And in a way it doesn’t seem to matter if they are conscious, environmental choices, from childhood nature versus nurture. It doesn’t matter….it’s how hard and powerful one plays the life out.
Life is a grind. Life is one energy consuming another energy.
I love how the movie portrays one food group devouring another food group incessantly. The Counselor does not see this chain. His crime is not seeing that when you understand this chain of events…and you decide to participate willingly…there is a cost. His crime is that he thinks he can intellectualize this energy. Westray, Reiner, Malkina don’t think they are smarter or immune to the struggle….they know if one decides to make a game of it, then you better win.
I have heard a few people say they thought that Diaz and Cruz should have switched roles. I don’t agree with trading Diaz and Cruz for the others role.
I think Cruz is very good at portraying when she realizes who The Counselor is…When they are at a horse race or table outside and a former client named Tony comes to them. How he sees The Counselor is so interesting. He is confrontational, bitter and snide. Tony’s girlfriend is actually afraid they will get into a fight.
The scene suggests a nasty side of The Counselor. Tony says the lawyer is not to be trusted. Tony seems to be the character that lets the audience know…this lawyer is not so loyal to his clients. I thought it touching that the character who lets us know who Fassbinders character is named Tony. ( made me think of late Tony Scott).
That Cruz’s character is so nervous and emotional during this scene is interesting. The camera shows us as she reaches for The Counselors hand to hold him back from getting into fight. Then as Tony leaves….the camera closes on the couples hands and we see Fassbinder isn’t actually holding Cruz’s hand…he has his own hand grasped…for punching Tony? Or to reject her involvement and intimacy?
I thought it was a great choice to film that.
I think Cameron diaz is better to be played by an icy tone. She appears so superficial and fluffy in many ways. Diaz isn’t bringing us inside her character. She tells us a lot about herself…yet it is with a kind of removed attitude so very different than dissociative. She isn’t dissociative…she is beyond the pain of existence. She doesn’t need to block out pain. She seems to have accepted the lack of community intimacy most people crave and cultivate.
Her intimacy in life is within the structures of game and winning. I don’t think Cruz would be able to portray that better than Diaz.
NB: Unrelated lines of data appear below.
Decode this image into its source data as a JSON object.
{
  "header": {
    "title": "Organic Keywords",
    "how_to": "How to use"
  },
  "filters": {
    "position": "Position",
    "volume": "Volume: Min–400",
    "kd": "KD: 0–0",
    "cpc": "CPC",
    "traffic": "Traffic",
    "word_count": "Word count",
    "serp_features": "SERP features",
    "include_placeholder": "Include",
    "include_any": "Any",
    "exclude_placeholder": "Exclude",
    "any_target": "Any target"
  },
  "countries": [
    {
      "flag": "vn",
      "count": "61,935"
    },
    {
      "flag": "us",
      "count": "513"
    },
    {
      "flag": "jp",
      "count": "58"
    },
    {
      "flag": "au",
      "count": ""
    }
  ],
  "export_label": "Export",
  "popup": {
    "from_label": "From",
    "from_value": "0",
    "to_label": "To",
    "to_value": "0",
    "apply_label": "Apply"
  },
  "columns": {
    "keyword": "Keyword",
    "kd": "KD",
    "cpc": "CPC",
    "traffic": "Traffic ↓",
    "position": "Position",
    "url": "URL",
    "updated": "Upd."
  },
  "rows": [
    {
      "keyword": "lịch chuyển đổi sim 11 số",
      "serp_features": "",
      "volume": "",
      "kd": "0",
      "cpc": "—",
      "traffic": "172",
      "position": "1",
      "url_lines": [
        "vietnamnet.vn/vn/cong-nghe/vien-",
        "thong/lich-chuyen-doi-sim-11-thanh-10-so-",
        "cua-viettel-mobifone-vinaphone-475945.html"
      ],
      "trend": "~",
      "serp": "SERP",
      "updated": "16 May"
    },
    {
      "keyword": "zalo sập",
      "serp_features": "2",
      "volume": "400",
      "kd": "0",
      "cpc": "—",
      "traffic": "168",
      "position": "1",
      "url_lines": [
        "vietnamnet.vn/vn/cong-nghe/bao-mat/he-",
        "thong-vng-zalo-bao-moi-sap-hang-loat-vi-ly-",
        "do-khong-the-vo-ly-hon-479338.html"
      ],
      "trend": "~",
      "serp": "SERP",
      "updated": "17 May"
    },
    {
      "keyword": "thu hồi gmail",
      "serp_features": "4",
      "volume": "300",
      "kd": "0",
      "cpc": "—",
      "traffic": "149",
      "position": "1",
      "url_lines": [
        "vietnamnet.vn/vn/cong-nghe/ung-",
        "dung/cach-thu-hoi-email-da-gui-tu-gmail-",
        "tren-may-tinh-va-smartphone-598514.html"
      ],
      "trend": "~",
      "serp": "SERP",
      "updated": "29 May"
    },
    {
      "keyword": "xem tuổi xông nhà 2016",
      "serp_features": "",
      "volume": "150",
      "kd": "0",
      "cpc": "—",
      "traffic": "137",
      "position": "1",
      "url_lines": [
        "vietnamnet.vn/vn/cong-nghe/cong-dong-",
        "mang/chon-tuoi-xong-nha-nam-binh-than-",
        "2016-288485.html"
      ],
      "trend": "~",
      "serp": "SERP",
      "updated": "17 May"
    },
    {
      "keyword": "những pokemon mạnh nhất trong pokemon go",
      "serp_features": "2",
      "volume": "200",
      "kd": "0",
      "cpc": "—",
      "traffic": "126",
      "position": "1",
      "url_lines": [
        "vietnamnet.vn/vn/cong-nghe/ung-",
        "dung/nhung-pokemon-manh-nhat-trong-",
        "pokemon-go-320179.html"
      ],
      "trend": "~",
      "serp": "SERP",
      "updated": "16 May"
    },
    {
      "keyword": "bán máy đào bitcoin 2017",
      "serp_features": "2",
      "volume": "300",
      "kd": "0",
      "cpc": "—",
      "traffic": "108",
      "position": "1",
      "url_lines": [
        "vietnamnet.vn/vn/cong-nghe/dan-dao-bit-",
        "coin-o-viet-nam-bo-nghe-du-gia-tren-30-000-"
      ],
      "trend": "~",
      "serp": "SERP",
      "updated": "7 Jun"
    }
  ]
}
I believe Diaz has been undervalued in this part because it’s so difficult to imagine a real life person who is so much game. Her role is more like a pimp or a madame for the sexual trade. If she was playing that literal part/career I think she’d be more understood. Natalie Dormers character does not understand Diaz…at first, but Diaz’s power is made clear to Dormer. And Dormer has to run away.
I love when The Counselor is resisting the truth of his life…and when he hears that anecdote about the fried and the poet who loses his love. The Counselor says “But I’m not a poet”.
It’s as if we might learn the crime of life is when you aren’t a poet.